The information presented by Ipsos helps the interested parties to build trust, while also helping to educate audiences about the myriad of digital news, entertainment, information, and services that the $14.5B local digital advertising industry funds.

Transparency and control were key themes in the Report

81% of consumers stated they want more control and choice over the collection and use of their personal information, and 46% stated they wanted companies to stop sharing their information with third parties without consent as a high priority. 

The report noted that the most important levers for making consumers more comfortable about sharing their data included being more upfront with how the data collected will be used (47%) and collecting only the data that is needed (46%). 

Unsurprisingly, consumers also comfortably shared their data with brands they trust.

Gai Le Roy, CEO of IAB Australia stated that while it is great news that consumers are supportive of an ad-funded model, this study suggests the industry has some work to do. 

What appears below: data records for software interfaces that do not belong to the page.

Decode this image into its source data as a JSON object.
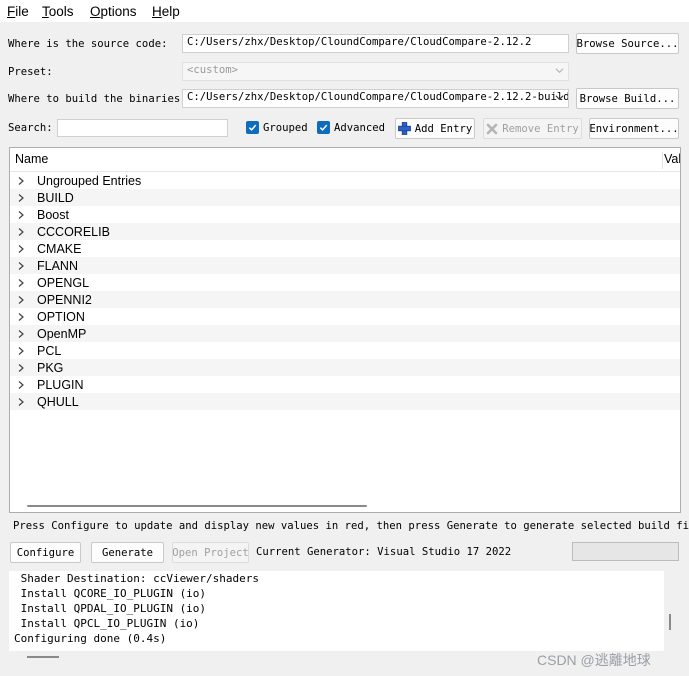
{
  "menu": {
    "items": [
      {
        "label": "File",
        "u": "F",
        "rest": "ile"
      },
      {
        "label": "Tools",
        "u": "T",
        "rest": "ools"
      },
      {
        "label": "Options",
        "u": "O",
        "rest": "ptions"
      },
      {
        "label": "Help",
        "u": "H",
        "rest": "elp"
      }
    ]
  },
  "source": {
    "label": "Where is the source code:",
    "value": "C:/Users/zhx/Desktop/CloundCompare/CloudCompare-2.12.2",
    "button": "Browse Source..."
  },
  "preset": {
    "label": "Preset:",
    "value": "<custom>"
  },
  "build": {
    "label": "Where to build the binaries:",
    "value": "C:/Users/zhx/Desktop/CloundCompare/CloudCompare-2.12.2-build",
    "button": "Browse Build..."
  },
  "search": {
    "label": "Search:",
    "value": "",
    "grouped_label": "Grouped",
    "advanced_label": "Advanced",
    "add_entry": "Add Entry",
    "remove_entry": "Remove Entry",
    "environment": "Environment..."
  },
  "tree": {
    "col_name": "Name",
    "col_value": "Val",
    "items": [
      "Ungrouped Entries",
      "BUILD",
      "Boost",
      "CCCORELIB",
      "CMAKE",
      "FLANN",
      "OPENGL",
      "OPENNI2",
      "OPTION",
      "OpenMP",
      "PCL",
      "PKG",
      "PLUGIN",
      "QHULL"
    ]
  },
  "status": {
    "message": "Press Configure to update and display new values in red, then press Generate to generate selected build files."
  },
  "actions": {
    "configure": "Configure",
    "generate": "Generate",
    "open_project": "Open Project",
    "generator": "Current Generator: Visual Studio 17 2022"
  },
  "log": {
    "lines": [
      " Shader Destination: ccViewer/shaders",
      " Install QCORE_IO_PLUGIN (io)",
      " Install QPDAL_IO_PLUGIN (io)",
      " Install QPCL_IO_PLUGIN (io)",
      "Configuring done (0.4s)"
    ]
  },
  "watermark": "CSDN @逃離地球",
  "colors": {
    "accent": "#0f6cbd",
    "background": "#f0f0f0"
  }
}
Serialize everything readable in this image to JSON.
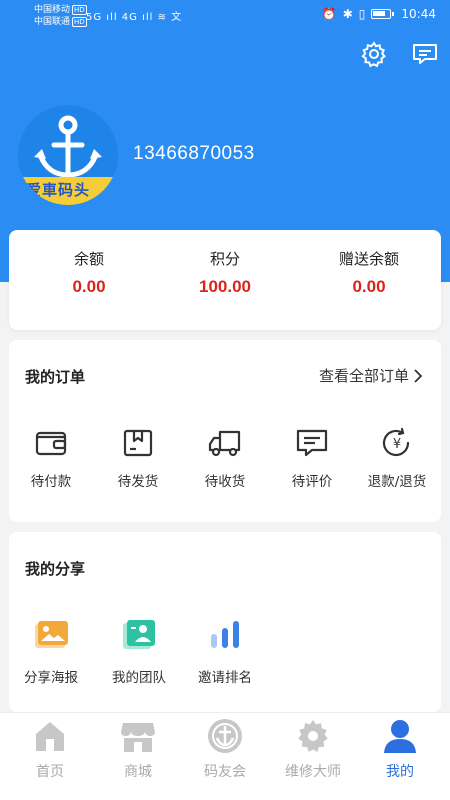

“Trust with a digital brand, including openness to provide data, goes well beyond reading consent notices and extends across all their interactions with the brand online and offline.” 

“In order to ensure that the strength and sustainability of the industry, the involved parties need to build on these existing levels of trust, and respect consumer’s preferences for more transparency and more control in relation to how their data is used.”  

Some of the other Key findings included

The report also indicated that 35% of people preferred (at least sometimes) not to deal with an organization especially when they had concerns regarding their data privacy.

Transparency on data collected and how it is used is the key driver to a high level of trust in providing personal information (43%), however, sound corporate values (such as having a good corporate reputation, 40% and being ethical 39%) are nearly equally key trust drivers. 

Trust is top of mind when consumers are faced with consent notices.

When presented with pop-up messages on websites about that content provider using cookies and requesting consent to track their activity, 63% of consumers evaluate these before deciding to accept or not, trust in the brand is a major factor in their considerations

38% are happy sharing their purchase history with a brand online, 34% feel comfortable sharing browsing histories and 38% personal details such as email, phone, or address. 

While nearly all Australians think the privacy of their data is vital when selecting digital services only 3 in 10 people feel their understanding of privacy rights is of a high standard.

Ultimately 8 in 10 people want more control and choice over the collection of their personal information, while 69% care about their data privacy but don’t know what to do about it. 

The Consumer View report is based on consumer attitudes to data collection and privacy from a representative survey of 1,000 Australian adults conducted in October 2021.